*** DATA FOR REVIEW ***
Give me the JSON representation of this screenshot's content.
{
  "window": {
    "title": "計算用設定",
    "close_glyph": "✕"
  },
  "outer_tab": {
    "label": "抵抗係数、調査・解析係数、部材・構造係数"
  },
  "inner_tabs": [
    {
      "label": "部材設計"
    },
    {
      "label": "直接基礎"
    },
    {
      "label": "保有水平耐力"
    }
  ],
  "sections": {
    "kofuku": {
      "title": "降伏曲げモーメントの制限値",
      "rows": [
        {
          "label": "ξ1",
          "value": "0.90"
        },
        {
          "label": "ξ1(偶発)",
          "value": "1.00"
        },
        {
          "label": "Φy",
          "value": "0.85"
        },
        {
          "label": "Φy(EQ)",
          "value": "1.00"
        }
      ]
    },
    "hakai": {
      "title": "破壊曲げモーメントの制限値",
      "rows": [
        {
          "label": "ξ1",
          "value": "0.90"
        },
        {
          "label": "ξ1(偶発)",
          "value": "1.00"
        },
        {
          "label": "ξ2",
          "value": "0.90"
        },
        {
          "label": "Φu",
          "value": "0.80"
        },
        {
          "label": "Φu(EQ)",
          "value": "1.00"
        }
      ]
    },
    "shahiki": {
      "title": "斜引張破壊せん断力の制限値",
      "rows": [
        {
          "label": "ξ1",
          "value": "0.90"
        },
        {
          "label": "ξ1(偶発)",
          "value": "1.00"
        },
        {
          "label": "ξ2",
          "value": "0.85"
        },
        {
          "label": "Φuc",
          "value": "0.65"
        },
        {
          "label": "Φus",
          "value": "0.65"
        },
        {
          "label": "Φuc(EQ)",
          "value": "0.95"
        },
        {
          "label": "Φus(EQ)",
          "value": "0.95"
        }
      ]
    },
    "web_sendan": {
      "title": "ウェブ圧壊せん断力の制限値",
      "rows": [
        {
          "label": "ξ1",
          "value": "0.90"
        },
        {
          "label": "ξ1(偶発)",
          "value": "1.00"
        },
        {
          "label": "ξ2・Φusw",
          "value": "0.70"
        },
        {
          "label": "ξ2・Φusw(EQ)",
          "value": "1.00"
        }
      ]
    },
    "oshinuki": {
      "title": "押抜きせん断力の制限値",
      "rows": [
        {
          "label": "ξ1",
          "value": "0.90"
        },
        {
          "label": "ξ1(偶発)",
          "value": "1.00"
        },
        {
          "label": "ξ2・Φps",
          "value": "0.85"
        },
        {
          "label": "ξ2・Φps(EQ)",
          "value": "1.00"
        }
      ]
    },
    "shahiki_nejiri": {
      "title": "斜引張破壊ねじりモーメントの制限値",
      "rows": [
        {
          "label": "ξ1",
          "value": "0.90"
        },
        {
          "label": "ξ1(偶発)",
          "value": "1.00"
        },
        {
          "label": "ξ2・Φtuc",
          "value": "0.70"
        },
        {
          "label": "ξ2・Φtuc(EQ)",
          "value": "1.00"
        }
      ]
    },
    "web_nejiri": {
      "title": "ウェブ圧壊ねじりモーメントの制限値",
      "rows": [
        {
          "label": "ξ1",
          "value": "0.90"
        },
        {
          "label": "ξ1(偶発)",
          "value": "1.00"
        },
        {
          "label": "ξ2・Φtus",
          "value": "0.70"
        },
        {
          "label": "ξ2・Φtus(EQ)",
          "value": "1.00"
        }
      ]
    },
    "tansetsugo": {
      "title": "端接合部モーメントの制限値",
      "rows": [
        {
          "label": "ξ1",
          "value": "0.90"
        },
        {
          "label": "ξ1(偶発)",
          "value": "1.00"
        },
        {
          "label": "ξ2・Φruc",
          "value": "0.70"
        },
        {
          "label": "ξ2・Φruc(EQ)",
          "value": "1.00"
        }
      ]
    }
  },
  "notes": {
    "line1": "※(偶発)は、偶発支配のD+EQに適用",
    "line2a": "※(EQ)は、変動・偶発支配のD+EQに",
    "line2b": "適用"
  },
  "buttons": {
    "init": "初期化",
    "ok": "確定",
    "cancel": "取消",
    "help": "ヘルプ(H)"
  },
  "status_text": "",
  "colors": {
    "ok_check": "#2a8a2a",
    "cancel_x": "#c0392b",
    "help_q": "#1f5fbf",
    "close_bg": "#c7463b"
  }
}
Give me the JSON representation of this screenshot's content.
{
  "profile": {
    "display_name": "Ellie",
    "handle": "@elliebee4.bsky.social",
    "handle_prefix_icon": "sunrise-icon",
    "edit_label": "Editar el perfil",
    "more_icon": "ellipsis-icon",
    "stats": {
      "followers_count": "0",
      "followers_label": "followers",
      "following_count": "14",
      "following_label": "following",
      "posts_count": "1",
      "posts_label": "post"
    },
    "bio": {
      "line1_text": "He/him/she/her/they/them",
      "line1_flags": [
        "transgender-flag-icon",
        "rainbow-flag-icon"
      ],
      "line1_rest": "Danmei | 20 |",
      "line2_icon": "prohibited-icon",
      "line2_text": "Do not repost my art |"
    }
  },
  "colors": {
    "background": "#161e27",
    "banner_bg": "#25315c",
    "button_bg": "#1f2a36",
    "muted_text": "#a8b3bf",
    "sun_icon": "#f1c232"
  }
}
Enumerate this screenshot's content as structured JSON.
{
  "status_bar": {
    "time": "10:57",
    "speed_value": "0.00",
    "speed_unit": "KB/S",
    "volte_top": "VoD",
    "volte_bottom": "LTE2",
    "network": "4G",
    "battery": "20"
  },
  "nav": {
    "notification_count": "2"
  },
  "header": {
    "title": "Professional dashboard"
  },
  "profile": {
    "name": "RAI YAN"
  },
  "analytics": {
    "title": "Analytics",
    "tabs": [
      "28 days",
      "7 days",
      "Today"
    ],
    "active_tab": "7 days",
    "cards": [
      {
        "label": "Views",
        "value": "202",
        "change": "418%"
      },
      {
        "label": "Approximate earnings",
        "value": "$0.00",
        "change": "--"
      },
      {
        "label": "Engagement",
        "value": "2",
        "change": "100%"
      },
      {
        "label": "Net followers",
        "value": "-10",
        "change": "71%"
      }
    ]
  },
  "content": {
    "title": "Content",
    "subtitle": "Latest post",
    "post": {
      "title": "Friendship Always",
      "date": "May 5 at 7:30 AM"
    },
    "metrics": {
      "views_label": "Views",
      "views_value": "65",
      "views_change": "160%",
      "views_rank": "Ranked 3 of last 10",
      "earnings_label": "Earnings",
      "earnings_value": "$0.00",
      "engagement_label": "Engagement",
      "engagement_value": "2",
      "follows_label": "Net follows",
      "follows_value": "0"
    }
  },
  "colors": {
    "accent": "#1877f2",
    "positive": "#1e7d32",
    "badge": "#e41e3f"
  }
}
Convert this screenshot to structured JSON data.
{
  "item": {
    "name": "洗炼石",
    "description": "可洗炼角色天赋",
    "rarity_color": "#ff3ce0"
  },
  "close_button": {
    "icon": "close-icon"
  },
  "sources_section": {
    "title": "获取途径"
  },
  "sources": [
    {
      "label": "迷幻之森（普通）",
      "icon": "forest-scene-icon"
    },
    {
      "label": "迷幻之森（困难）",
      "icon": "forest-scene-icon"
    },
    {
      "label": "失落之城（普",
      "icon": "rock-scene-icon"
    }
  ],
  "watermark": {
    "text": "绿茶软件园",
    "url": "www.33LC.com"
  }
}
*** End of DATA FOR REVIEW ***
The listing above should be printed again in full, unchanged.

Give me the JSON representation of this screenshot's content.
{
  "window": {
    "title": "計算用設定",
    "close_glyph": "✕"
  },
  "outer_tab": {
    "label": "抵抗係数、調査・解析係数、部材・構造係数"
  },
  "inner_tabs": [
    {
      "label": "部材設計"
    },
    {
      "label": "直接基礎"
    },
    {
      "label": "保有水平耐力"
    }
  ],
  "sections": {
    "kofuku": {
      "title": "降伏曲げモーメントの制限値",
      "rows": [
        {
          "label": "ξ1",
          "value": "0.90"
        },
        {
          "label": "ξ1(偶発)",
          "value": "1.00"
        },
        {
          "label": "Φy",
          "value": "0.85"
        },
        {
          "label": "Φy(EQ)",
          "value": "1.00"
        }
      ]
    },
    "hakai": {
      "title": "破壊曲げモーメントの制限値",
      "rows": [
        {
          "label": "ξ1",
          "value": "0.90"
        },
        {
          "label": "ξ1(偶発)",
          "value": "1.00"
        },
        {
          "label": "ξ2",
          "value": "0.90"
        },
        {
          "label": "Φu",
          "value": "0.80"
        },
        {
          "label": "Φu(EQ)",
          "value": "1.00"
        }
      ]
    },
    "shahiki": {
      "title": "斜引張破壊せん断力の制限値",
      "rows": [
        {
          "label": "ξ1",
          "value": "0.90"
        },
        {
          "label": "ξ1(偶発)",
          "value": "1.00"
        },
        {
          "label": "ξ2",
          "value": "0.85"
        },
        {
          "label": "Φuc",
          "value": "0.65"
        },
        {
          "label": "Φus",
          "value": "0.65"
        },
        {
          "label": "Φuc(EQ)",
          "value": "0.95"
        },
        {
          "label": "Φus(EQ)",
          "value": "0.95"
        }
      ]
    },
    "web_sendan": {
      "title": "ウェブ圧壊せん断力の制限値",
      "rows": [
        {
          "label": "ξ1",
          "value": "0.90"
        },
        {
          "label": "ξ1(偶発)",
          "value": "1.00"
        },
        {
          "label": "ξ2・Φusw",
          "value": "0.70"
        },
        {
          "label": "ξ2・Φusw(EQ)",
          "value": "1.00"
        }
      ]
    },
    "oshinuki": {
      "title": "押抜きせん断力の制限値",
      "rows": [
        {
          "label": "ξ1",
          "value": "0.90"
        },
        {
          "label": "ξ1(偶発)",
          "value": "1.00"
        },
        {
          "label": "ξ2・Φps",
          "value": "0.85"
        },
        {
          "label": "ξ2・Φps(EQ)",
          "value": "1.00"
        }
      ]
    },
    "shahiki_nejiri": {
      "title": "斜引張破壊ねじりモーメントの制限値",
      "rows": [
        {
          "label": "ξ1",
          "value": "0.90"
        },
        {
          "label": "ξ1(偶発)",
          "value": "1.00"
        },
        {
          "label": "ξ2・Φtuc",
          "value": "0.70"
        },
        {
          "label": "ξ2・Φtuc(EQ)",
          "value": "1.00"
        }
      ]
    },
    "web_nejiri": {
      "title": "ウェブ圧壊ねじりモーメントの制限値",
      "rows": [
        {
          "label": "ξ1",
          "value": "0.90"
        },
        {
          "label": "ξ1(偶発)",
          "value": "1.00"
        },
        {
          "label": "ξ2・Φtus",
          "value": "0.70"
        },
        {
          "label": "ξ2・Φtus(EQ)",
          "value": "1.00"
        }
      ]
    },
    "tansetsugo": {
      "title": "端接合部モーメントの制限値",
      "rows": [
        {
          "label": "ξ1",
          "value": "0.90"
        },
        {
          "label": "ξ1(偶発)",
          "value": "1.00"
        },
        {
          "label": "ξ2・Φruc",
          "value": "0.70"
        },
        {
          "label": "ξ2・Φruc(EQ)",
          "value": "1.00"
        }
      ]
    }
  },
  "notes": {
    "line1": "※(偶発)は、偶発支配のD+EQに適用",
    "line2a": "※(EQ)は、変動・偶発支配のD+EQに",
    "line2b": "適用"
  },
  "buttons": {
    "init": "初期化",
    "ok": "確定",
    "cancel": "取消",
    "help": "ヘルプ(H)"
  },
  "status_text": "",
  "colors": {
    "ok_check": "#2a8a2a",
    "cancel_x": "#c0392b",
    "help_q": "#1f5fbf",
    "close_bg": "#c7463b"
  }
}
Give me the JSON representation of this screenshot's content.
{
  "profile": {
    "display_name": "Ellie",
    "handle": "@elliebee4.bsky.social",
    "handle_prefix_icon": "sunrise-icon",
    "edit_label": "Editar el perfil",
    "more_icon": "ellipsis-icon",
    "stats": {
      "followers_count": "0",
      "followers_label": "followers",
      "following_count": "14",
      "following_label": "following",
      "posts_count": "1",
      "posts_label": "post"
    },
    "bio": {
      "line1_text": "He/him/she/her/they/them",
      "line1_flags": [
        "transgender-flag-icon",
        "rainbow-flag-icon"
      ],
      "line1_rest": "Danmei | 20 |",
      "line2_icon": "prohibited-icon",
      "line2_text": "Do not repost my art |"
    }
  },
  "colors": {
    "background": "#161e27",
    "banner_bg": "#25315c",
    "button_bg": "#1f2a36",
    "muted_text": "#a8b3bf",
    "sun_icon": "#f1c232"
  }
}
Enumerate this screenshot's content as structured JSON.
{
  "status_bar": {
    "time": "10:57",
    "speed_value": "0.00",
    "speed_unit": "KB/S",
    "volte_top": "VoD",
    "volte_bottom": "LTE2",
    "network": "4G",
    "battery": "20"
  },
  "nav": {
    "notification_count": "2"
  },
  "header": {
    "title": "Professional dashboard"
  },
  "profile": {
    "name": "RAI YAN"
  },
  "analytics": {
    "title": "Analytics",
    "tabs": [
      "28 days",
      "7 days",
      "Today"
    ],
    "active_tab": "7 days",
    "cards": [
      {
        "label": "Views",
        "value": "202",
        "change": "418%"
      },
      {
        "label": "Approximate earnings",
        "value": "$0.00",
        "change": "--"
      },
      {
        "label": "Engagement",
        "value": "2",
        "change": "100%"
      },
      {
        "label": "Net followers",
        "value": "-10",
        "change": "71%"
      }
    ]
  },
  "content": {
    "title": "Content",
    "subtitle": "Latest post",
    "post": {
      "title": "Friendship Always",
      "date": "May 5 at 7:30 AM"
    },
    "metrics": {
      "views_label": "Views",
      "views_value": "65",
      "views_change": "160%",
      "views_rank": "Ranked 3 of last 10",
      "earnings_label": "Earnings",
      "earnings_value": "$0.00",
      "engagement_label": "Engagement",
      "engagement_value": "2",
      "follows_label": "Net follows",
      "follows_value": "0"
    }
  },
  "colors": {
    "accent": "#1877f2",
    "positive": "#1e7d32",
    "badge": "#e41e3f"
  }
}
Convert this screenshot to structured JSON data.
{
  "item": {
    "name": "洗炼石",
    "description": "可洗炼角色天赋",
    "rarity_color": "#ff3ce0"
  },
  "close_button": {
    "icon": "close-icon"
  },
  "sources_section": {
    "title": "获取途径"
  },
  "sources": [
    {
      "label": "迷幻之森（普通）",
      "icon": "forest-scene-icon"
    },
    {
      "label": "迷幻之森（困难）",
      "icon": "forest-scene-icon"
    },
    {
      "label": "失落之城（普",
      "icon": "rock-scene-icon"
    }
  ],
  "watermark": {
    "text": "绿茶软件园",
    "url": "www.33LC.com"
  }
}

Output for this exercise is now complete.